What do people in your organization do when decisions don’t go their way? Do they accept the decision even though they disagree with it? Do they demonstrate through their words and actions that they support the decision and that they’re committed to achieving the objective? When communicating inside or outside the organization, do they give the impression that they are completely on board? Do their actions follow their words?
After a client's recent EOS session, an owner of the company made a comment about the importance of repetition in mastering a skill. Specifically, he was talking about the weekly Level 10 meeting and, after just six meetings, how much better his team was becoming at identifying, discussing and solving issues, getting things done, improving communication and team health. He told his team, “Imagine how much better we’ll be after 52 weekly Level 10 meetings?”
You may have inherited, hired, or promoted people who you’ve recognized and rewarded for exceptional production and output—only to hear rumblings that they're getting those results in ways that damage your company’s reputation, aggravating fellow team members and undermining everything that you’re trying to accomplish for the long term. These are usually me-first versus we-first people who put their interests before the Core Values of the organization.
In the meantime, they continue to produce results, but they get those results in ways that go against the company culture.
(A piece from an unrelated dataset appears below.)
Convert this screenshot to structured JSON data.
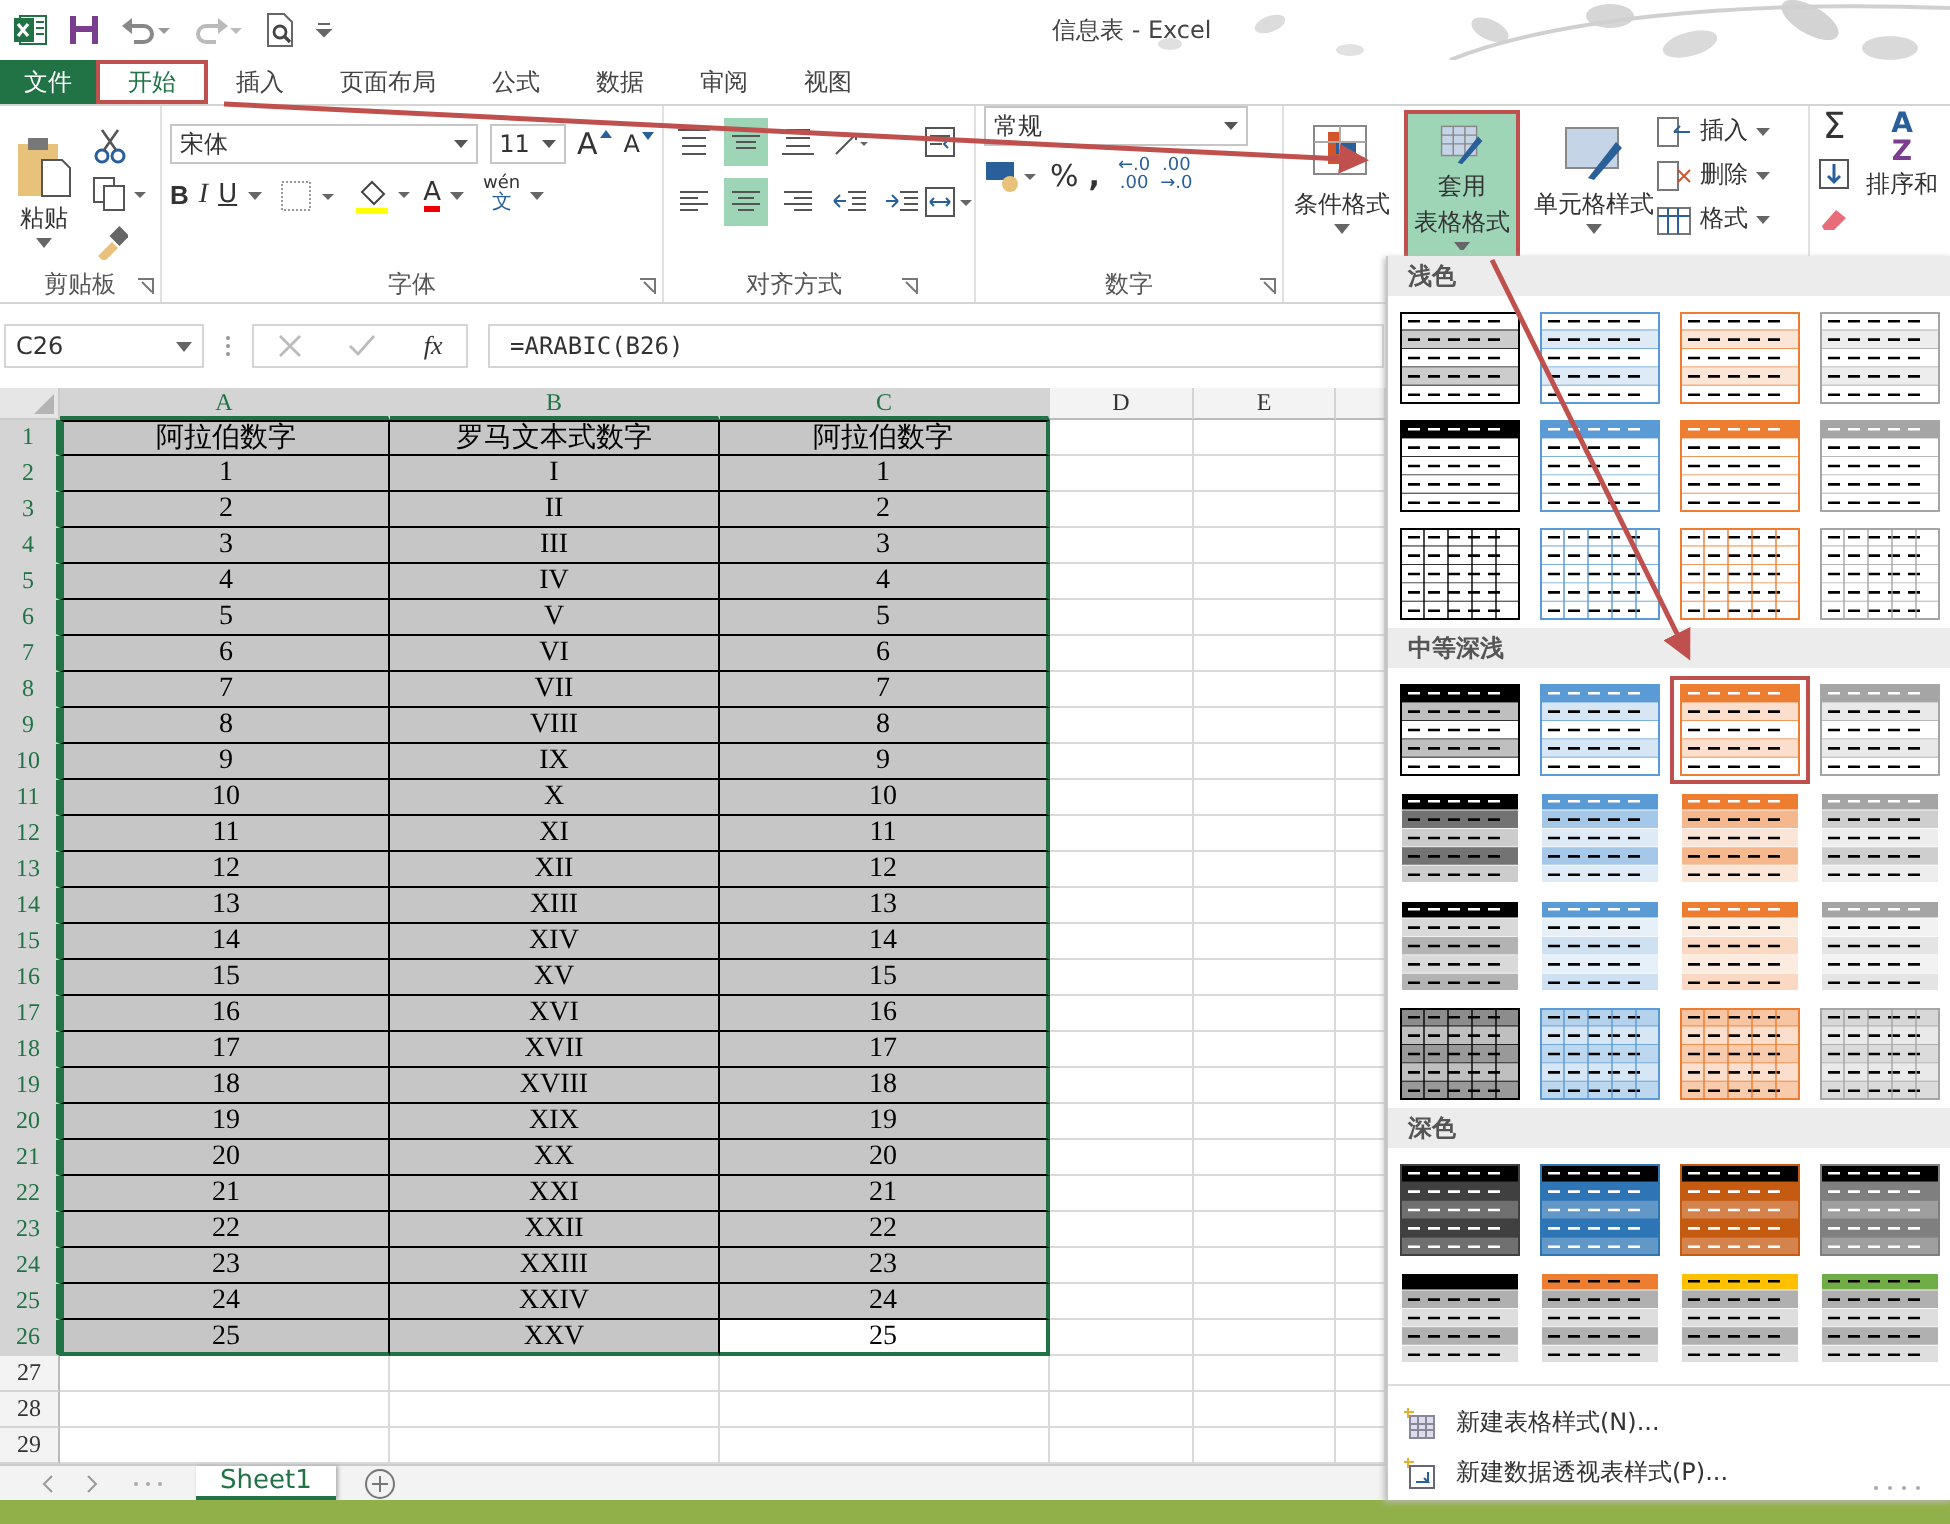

In other words, while they are highly productive short-term, they're killing your company long-term.
If you’re like most bosses, you do most of the talking. Frankly, this one-way-street behavior needs to change. Your job is to ensure that the dialogue is 80/20, where your direct report is doing 80% of the talking and you’re talking only 20% of the time. The only way to make that happen is to ask questions instead of making statements.
Here’s a guiding principle that will separate you from the pack of not-so-good bosses: A great boss creates a work environment where people are fully engaged and highly accountable.
How would you rate the level of accountability in your organization, on a scale of 1–10? If you’re like most bosses, you’d rate accountability low—maybe a 4. It’s one of the many people issues that frustrate you. You assign jobs to your people, only to be frustrated when they don’t follow through and accomplish them.
There are four truths that you must embrace if you truly desire to be a great boss. If you don’t embrace them, no amount of reading, teaching, coaching, or effort will make you great.